The Brody and East Neighborhood Engagement Centers were ideal locations because of the high concentration of first- and second-year students living in those areas. The Neighborhood initiative helps students transition into college life by bringing MSU services and resources to where they live.
“The concept for the Showcase emerged when Dr. Jerry Caldwell, Director of the Charles Drew Science Scholars program, inquired if there was space in Brody Hall to display the research conducted by Drew students,” explained Kelly High McCord, Director of the Brody Neighborhood Engagement Center. Kelly connected with Dr. Korine Wawrzynski, Director for Undergraduate Research, and they discussed where posters could be placed and the impact it could have on current students, prospective students and their parents, and campus visitors.
While the original idea focused on posters in Brody, interest spread to other neighborhoods. Reggie Noto, Director of the East Neighborhood Engagement Center, thought the concept could be useful for the students in her neighborhood. “We have a very high percentage of first-year students and I wanted them to see the way that undergraduate research can transform their academic trajectory.” She noted that the posters help “make the academic culture within the Neighborhood more visible.”
Students are excited to have their posters displayed. “I think it’s a great way to expose students to what exactly it is you can do,” says sophomore Rachel Brock, whose poster is displayed in Hubbard Hall. “The posters not only show results, but the steps taken to reach those conclusions. Discovering the process is just as important as getting results, especially if a student is new to research.”

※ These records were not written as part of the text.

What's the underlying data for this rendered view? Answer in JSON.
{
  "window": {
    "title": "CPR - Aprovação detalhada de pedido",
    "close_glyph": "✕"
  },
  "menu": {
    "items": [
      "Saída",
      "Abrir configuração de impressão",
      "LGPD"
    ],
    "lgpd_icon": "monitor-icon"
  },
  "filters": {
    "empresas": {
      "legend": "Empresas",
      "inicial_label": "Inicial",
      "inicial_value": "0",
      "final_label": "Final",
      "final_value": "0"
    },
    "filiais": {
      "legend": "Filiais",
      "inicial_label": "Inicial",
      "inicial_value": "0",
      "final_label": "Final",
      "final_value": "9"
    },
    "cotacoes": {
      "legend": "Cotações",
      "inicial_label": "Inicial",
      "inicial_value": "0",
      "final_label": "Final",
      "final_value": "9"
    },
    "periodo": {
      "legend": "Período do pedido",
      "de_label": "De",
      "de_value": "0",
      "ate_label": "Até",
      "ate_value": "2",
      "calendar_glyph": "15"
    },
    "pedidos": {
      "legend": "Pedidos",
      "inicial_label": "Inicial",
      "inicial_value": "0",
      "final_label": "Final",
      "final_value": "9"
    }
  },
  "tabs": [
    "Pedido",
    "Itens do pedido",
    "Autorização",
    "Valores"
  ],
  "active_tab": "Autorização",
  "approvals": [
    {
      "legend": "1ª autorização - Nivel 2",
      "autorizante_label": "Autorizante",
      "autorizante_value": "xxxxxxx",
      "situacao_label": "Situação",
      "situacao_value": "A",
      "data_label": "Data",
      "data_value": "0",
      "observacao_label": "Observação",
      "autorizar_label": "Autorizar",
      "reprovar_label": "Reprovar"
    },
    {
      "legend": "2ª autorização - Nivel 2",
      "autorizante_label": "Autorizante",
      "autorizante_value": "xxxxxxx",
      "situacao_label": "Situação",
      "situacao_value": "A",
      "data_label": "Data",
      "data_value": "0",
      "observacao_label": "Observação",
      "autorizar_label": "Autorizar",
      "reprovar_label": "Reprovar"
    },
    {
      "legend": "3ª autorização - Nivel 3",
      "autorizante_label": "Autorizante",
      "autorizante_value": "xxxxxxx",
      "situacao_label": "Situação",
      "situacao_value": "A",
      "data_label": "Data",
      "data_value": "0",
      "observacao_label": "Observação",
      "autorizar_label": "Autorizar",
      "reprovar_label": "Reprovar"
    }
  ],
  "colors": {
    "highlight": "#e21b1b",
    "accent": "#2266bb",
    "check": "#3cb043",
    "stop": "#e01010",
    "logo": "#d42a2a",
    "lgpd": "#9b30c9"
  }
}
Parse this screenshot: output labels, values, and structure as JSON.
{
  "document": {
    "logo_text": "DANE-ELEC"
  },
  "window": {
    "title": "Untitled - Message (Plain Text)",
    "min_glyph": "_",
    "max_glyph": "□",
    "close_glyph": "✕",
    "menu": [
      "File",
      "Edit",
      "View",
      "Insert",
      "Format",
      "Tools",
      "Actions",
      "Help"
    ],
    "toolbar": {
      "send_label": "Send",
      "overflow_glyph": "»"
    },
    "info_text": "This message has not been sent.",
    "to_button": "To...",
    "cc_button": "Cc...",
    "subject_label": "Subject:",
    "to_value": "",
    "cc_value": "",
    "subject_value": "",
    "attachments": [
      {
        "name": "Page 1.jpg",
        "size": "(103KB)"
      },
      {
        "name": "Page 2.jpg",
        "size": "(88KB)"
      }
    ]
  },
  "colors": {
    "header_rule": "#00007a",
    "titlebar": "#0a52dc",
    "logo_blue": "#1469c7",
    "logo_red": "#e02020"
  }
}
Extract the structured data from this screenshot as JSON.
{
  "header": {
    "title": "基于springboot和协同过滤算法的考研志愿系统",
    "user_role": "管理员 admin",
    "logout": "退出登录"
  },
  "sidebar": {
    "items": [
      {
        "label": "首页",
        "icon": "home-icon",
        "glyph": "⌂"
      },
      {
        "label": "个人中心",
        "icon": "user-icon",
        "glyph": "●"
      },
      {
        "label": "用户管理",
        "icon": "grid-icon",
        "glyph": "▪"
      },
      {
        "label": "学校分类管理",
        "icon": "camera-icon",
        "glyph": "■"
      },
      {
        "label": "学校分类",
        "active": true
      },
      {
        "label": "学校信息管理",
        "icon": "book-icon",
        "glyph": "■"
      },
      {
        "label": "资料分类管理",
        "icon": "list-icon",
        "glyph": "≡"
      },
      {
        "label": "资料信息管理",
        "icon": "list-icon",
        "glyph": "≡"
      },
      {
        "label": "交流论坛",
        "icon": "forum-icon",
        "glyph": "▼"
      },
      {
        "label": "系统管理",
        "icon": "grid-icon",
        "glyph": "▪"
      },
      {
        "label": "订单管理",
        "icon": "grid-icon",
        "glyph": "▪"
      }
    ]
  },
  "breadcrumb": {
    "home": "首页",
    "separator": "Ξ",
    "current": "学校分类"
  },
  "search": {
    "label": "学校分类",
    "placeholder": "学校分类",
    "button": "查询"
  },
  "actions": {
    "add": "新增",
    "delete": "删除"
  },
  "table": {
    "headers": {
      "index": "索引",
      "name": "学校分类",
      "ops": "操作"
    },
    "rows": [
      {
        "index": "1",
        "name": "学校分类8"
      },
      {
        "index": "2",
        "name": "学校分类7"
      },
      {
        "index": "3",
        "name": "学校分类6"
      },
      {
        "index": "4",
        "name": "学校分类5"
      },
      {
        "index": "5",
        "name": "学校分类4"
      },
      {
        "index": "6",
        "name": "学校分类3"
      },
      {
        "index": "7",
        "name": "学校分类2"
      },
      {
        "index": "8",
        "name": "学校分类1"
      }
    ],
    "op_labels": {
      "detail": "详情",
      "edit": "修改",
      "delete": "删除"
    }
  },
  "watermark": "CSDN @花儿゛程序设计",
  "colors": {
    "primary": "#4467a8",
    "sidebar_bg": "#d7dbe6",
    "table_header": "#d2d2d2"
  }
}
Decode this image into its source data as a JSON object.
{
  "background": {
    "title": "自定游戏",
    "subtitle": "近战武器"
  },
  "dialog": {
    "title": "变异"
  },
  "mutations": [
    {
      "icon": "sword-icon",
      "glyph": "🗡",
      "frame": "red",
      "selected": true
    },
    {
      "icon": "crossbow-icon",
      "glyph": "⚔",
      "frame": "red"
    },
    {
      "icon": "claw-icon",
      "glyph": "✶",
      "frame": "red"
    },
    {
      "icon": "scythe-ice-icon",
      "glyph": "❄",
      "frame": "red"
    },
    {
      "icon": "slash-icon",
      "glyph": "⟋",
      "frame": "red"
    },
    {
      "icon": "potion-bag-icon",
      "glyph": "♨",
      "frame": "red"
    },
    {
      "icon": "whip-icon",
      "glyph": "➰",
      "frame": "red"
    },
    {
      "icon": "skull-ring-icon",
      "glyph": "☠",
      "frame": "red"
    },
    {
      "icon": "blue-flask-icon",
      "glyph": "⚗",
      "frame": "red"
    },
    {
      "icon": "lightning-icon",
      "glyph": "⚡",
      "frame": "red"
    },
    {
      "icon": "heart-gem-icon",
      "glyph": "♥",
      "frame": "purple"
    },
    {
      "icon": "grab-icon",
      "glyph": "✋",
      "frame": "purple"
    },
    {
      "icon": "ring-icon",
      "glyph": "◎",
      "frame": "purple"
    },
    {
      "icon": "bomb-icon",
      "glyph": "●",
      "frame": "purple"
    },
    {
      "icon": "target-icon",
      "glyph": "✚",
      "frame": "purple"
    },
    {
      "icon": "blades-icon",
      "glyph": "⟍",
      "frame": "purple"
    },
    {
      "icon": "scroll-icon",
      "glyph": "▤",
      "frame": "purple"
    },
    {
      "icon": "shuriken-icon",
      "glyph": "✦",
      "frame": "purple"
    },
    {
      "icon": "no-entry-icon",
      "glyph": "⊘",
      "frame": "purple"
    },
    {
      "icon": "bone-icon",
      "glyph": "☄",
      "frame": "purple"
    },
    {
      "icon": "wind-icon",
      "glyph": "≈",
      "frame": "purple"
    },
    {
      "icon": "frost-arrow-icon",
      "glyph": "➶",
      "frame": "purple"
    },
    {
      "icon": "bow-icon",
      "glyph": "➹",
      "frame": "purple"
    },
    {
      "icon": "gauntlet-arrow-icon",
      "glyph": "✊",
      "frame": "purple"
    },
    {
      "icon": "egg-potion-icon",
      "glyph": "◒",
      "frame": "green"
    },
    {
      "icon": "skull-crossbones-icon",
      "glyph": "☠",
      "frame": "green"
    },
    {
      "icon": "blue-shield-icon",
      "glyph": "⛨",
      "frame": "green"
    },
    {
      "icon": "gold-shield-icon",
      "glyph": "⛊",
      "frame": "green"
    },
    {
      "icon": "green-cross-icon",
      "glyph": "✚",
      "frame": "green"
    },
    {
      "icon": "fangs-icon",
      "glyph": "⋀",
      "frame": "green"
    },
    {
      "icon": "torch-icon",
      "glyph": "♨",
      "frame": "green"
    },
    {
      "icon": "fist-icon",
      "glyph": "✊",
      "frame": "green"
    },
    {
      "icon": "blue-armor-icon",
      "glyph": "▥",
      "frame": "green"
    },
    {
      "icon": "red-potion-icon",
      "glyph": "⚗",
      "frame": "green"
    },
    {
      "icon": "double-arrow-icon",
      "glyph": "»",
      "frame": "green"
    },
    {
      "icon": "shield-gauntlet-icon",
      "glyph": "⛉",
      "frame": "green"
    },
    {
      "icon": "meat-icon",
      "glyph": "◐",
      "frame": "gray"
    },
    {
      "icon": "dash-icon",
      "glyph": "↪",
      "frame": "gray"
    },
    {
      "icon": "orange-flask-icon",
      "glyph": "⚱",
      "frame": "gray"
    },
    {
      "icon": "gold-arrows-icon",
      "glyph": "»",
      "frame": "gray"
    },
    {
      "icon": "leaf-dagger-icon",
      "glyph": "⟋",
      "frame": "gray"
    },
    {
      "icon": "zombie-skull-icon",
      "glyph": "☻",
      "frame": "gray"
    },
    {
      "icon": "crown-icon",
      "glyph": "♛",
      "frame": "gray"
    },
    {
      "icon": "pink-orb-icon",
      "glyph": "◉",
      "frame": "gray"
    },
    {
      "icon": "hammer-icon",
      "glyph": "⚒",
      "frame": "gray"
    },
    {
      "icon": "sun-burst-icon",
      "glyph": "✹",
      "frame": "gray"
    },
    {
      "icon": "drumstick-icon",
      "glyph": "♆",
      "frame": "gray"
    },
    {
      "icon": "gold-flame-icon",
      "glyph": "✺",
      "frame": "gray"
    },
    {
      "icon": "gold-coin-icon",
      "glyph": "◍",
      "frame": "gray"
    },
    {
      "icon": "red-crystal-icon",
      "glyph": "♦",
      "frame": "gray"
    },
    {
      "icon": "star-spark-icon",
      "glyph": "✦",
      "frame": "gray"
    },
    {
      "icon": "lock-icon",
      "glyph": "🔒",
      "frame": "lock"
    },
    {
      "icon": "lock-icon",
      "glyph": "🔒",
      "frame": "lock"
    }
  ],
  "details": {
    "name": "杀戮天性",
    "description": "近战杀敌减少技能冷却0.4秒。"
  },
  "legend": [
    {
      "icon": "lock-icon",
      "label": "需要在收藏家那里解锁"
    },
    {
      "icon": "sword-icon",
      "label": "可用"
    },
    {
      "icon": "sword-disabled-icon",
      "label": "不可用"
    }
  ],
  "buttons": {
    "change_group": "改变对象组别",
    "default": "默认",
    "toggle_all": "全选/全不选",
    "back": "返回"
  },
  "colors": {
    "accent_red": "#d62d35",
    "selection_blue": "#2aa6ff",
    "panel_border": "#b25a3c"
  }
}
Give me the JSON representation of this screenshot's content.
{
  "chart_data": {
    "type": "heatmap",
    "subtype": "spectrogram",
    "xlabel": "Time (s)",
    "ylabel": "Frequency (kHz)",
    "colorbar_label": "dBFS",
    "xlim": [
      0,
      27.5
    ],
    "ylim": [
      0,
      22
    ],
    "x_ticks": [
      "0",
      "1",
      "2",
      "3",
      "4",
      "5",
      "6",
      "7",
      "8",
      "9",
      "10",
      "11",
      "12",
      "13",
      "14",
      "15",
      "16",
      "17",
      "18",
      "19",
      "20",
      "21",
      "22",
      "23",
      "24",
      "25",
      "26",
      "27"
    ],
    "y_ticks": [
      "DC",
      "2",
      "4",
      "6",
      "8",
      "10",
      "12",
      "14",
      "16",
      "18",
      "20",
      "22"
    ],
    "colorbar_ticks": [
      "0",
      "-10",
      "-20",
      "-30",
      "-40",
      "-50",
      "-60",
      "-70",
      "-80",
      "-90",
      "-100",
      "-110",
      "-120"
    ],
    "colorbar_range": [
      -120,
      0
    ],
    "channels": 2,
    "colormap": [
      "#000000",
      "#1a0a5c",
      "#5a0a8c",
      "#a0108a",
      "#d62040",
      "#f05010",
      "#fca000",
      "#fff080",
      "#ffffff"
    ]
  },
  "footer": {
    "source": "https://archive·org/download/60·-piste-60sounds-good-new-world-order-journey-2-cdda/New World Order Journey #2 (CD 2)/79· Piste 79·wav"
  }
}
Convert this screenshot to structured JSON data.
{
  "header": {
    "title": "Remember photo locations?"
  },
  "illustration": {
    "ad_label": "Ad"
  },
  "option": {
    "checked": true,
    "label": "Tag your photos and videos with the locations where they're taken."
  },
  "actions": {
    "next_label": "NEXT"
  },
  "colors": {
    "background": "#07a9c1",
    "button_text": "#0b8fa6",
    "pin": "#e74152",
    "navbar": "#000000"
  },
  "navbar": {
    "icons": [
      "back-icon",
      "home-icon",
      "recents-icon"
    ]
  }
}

Contact the Undergraduate Research Office to have your student’s research displayed.